Whenever a line contains the string "name", copy it out of the entries.

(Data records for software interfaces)
+ + + +

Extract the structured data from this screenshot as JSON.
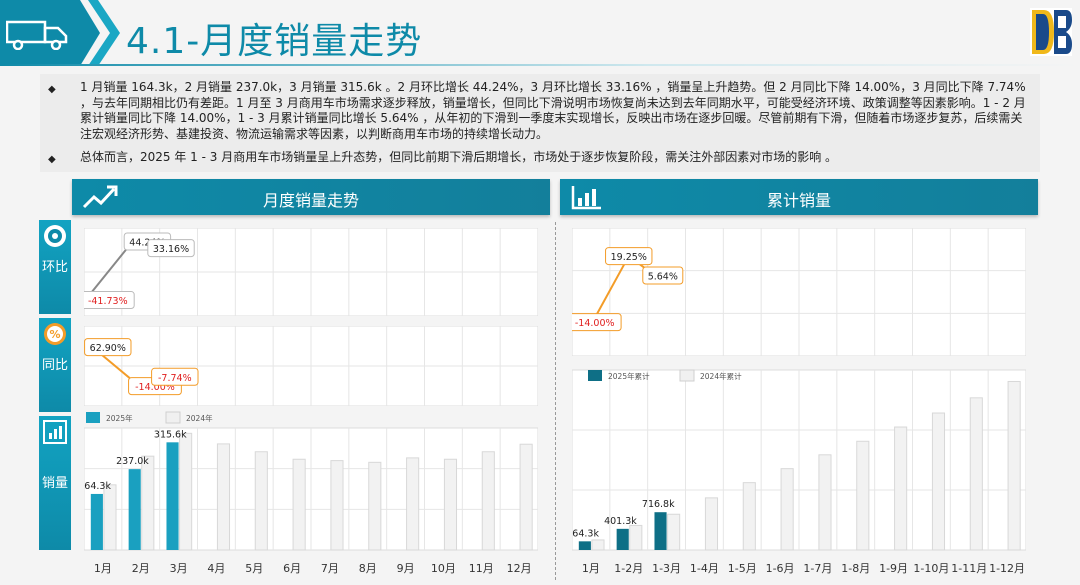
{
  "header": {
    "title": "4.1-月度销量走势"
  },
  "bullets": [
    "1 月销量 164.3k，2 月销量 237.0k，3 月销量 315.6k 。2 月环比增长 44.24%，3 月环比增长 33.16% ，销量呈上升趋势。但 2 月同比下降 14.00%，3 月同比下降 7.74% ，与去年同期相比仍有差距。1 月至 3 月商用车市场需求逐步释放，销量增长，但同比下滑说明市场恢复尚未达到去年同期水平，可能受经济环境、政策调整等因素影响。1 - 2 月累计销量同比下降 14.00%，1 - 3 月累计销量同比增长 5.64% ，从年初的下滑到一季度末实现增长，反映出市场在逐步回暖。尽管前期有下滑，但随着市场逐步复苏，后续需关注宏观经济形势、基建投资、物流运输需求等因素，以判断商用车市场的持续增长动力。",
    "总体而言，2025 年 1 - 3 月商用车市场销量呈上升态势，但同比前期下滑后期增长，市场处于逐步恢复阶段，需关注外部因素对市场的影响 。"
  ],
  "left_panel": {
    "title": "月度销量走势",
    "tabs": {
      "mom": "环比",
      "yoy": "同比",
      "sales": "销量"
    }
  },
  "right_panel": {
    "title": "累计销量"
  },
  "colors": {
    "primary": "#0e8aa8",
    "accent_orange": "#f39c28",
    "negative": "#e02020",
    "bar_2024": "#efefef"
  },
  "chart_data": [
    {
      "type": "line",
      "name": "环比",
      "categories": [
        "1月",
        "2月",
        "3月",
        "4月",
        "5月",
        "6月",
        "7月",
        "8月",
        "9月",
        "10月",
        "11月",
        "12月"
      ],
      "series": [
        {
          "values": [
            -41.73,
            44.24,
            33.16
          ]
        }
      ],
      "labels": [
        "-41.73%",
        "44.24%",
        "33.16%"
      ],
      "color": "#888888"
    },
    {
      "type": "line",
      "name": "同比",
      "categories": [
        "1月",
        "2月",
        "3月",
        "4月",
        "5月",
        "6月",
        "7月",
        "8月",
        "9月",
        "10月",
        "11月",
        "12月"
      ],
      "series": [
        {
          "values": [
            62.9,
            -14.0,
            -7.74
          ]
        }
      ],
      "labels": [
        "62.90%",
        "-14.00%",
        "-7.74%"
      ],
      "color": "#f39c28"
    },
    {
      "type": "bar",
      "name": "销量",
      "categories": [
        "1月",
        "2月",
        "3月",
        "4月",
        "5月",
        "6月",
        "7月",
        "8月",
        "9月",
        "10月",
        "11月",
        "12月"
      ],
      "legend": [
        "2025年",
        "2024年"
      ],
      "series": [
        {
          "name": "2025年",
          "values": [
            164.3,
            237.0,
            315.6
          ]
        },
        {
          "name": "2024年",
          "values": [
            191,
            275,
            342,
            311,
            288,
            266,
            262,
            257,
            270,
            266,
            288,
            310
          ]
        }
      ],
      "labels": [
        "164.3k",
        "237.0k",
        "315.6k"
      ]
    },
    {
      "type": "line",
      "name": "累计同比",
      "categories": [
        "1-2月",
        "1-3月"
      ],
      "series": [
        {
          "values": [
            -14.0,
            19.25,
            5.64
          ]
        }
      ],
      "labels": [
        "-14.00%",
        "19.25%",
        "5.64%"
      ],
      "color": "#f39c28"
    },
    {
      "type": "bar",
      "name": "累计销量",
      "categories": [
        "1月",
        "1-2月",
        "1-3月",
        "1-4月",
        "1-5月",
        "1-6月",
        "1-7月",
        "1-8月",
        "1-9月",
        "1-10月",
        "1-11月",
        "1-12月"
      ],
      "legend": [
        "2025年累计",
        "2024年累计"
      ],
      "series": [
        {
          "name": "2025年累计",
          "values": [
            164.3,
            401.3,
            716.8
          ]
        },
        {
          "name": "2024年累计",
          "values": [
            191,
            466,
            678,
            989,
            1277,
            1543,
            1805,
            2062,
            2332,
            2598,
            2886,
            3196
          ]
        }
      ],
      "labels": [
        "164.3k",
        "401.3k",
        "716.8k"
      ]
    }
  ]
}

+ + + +

◆ **Reply**:
      "name": "环比",
      "name": "同比",
      "name": "销量",
          "name": "2025年",
          "name": "2024年",
      "name": "累计同比",
      "name": "累计销量",
          "name": "2025年累计",
          "name": "2024年累计",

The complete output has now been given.